Questions on whether the death penalty should even still be around have been un-surface and are hitting the government and the people want answers. Troy Davis case from 2011 that took place in Georgia, has rekindled the debate over how the death penalty is applied in Georgia and across the nation. The use of Capital punishment has divided our nation for decades. In Marietta, GA at West Park Government Center on Monday, December 16, 2013, there will be a final vote on rather to continue the use of Capital punishment in Georgia.
Society should not have the power to end a criminal life, as it is revenge more than punishment. This immoral condition is what makes rejecting the death penalty morality necessary for those who refuse to accept an unequal administration of punishment. “An eye for an eye makes the whole world blind.” The death penalty is not moral. “Death sentences are imposed in a criminal justice system that treats you better if you are rich and guilty than if you are poor and innocent.”(Professor Bryan Stevenson, JD of Law at New York University School of Law)
In life and death situations, how can we say that equal justice is provided, when the poor doesn’t have adequate representation. The saying “capital punishment means those without the capital get the punishment.” Money gets you good defense, which is why you will never see O.J. Simpson on death row.

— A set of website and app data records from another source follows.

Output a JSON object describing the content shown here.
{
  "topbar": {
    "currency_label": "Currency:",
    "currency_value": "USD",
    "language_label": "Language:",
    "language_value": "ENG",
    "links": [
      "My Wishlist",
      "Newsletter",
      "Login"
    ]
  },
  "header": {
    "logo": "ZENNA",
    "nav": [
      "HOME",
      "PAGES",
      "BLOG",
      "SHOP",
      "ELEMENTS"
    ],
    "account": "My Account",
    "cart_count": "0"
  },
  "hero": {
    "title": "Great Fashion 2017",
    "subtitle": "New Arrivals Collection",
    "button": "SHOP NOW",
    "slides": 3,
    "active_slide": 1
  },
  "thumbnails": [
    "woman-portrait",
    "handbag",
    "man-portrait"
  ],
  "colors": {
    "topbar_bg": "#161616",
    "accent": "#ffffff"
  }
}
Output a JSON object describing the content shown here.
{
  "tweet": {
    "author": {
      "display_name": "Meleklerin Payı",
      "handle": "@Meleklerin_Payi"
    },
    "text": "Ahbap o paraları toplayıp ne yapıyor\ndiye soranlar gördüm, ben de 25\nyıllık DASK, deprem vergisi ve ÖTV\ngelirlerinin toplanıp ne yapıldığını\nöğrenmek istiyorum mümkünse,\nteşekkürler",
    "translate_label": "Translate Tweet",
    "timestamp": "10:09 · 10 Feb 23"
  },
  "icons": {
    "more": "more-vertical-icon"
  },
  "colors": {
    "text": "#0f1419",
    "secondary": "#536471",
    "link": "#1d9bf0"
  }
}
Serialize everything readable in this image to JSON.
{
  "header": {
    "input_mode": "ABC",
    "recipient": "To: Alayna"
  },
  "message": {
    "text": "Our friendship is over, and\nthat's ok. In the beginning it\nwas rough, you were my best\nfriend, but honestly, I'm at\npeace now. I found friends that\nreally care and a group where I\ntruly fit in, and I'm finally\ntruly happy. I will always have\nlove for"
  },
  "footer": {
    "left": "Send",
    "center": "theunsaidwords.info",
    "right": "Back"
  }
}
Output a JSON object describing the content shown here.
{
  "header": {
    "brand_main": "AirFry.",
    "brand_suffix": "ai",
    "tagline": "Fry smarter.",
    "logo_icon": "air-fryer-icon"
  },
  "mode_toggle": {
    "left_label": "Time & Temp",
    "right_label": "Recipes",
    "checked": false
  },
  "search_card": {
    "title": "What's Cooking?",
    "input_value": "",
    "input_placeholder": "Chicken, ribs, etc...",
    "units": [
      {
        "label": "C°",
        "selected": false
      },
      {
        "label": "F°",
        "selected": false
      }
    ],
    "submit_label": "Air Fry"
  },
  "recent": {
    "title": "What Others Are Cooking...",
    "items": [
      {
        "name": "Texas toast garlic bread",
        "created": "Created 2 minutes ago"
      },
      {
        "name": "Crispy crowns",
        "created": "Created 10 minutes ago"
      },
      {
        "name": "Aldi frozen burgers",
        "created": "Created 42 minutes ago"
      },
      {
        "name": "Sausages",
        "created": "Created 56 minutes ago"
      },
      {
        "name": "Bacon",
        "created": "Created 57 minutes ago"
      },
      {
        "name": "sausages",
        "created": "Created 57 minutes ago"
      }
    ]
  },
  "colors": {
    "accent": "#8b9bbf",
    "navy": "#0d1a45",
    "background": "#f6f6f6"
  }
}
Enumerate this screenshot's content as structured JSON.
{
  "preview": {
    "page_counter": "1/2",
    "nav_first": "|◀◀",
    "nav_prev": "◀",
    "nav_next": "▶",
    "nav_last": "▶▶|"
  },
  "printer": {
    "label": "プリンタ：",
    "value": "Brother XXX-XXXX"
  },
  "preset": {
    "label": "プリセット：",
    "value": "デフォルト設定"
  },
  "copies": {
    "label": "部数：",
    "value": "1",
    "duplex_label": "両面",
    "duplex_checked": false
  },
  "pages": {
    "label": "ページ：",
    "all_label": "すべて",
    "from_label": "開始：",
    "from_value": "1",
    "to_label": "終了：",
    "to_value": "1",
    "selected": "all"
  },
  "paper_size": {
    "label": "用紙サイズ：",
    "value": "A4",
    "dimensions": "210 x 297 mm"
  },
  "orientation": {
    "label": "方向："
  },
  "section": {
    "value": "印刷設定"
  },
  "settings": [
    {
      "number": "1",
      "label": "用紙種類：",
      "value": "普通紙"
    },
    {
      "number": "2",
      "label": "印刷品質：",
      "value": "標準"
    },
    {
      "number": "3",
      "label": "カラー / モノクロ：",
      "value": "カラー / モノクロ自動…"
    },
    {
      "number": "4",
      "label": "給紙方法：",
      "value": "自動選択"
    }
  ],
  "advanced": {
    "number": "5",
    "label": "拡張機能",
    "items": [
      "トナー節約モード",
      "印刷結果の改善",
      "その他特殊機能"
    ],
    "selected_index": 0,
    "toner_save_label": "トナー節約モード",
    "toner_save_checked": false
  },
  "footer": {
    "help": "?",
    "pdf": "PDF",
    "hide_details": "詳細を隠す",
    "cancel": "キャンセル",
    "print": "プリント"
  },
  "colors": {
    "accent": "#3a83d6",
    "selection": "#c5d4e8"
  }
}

Not only do we not provide equal justice, but innocent people have been wrongful convicted. Inadequate legal representation, police and, racial prejudice, and suppression of evidence have all been factors that lead to wrongful conviction of an innocent people. There is an error rate of 1 innocent person for every 7 people executed. When life hangs in the balance, we cannot support a system which, in its administration, has taken the life of innocent people.
A financial cost of taxpayers to sentence a criminal to death is several times that of keeping someone in prison for life. The average cost annually for the death penalty, according to a 2008 study by the state’s Commission on the Fair Administration of Justice totals over $63.3 million. The requirement of extra lawyers, more security, as well as the re-processing of evidence contribute to the higher costs. This...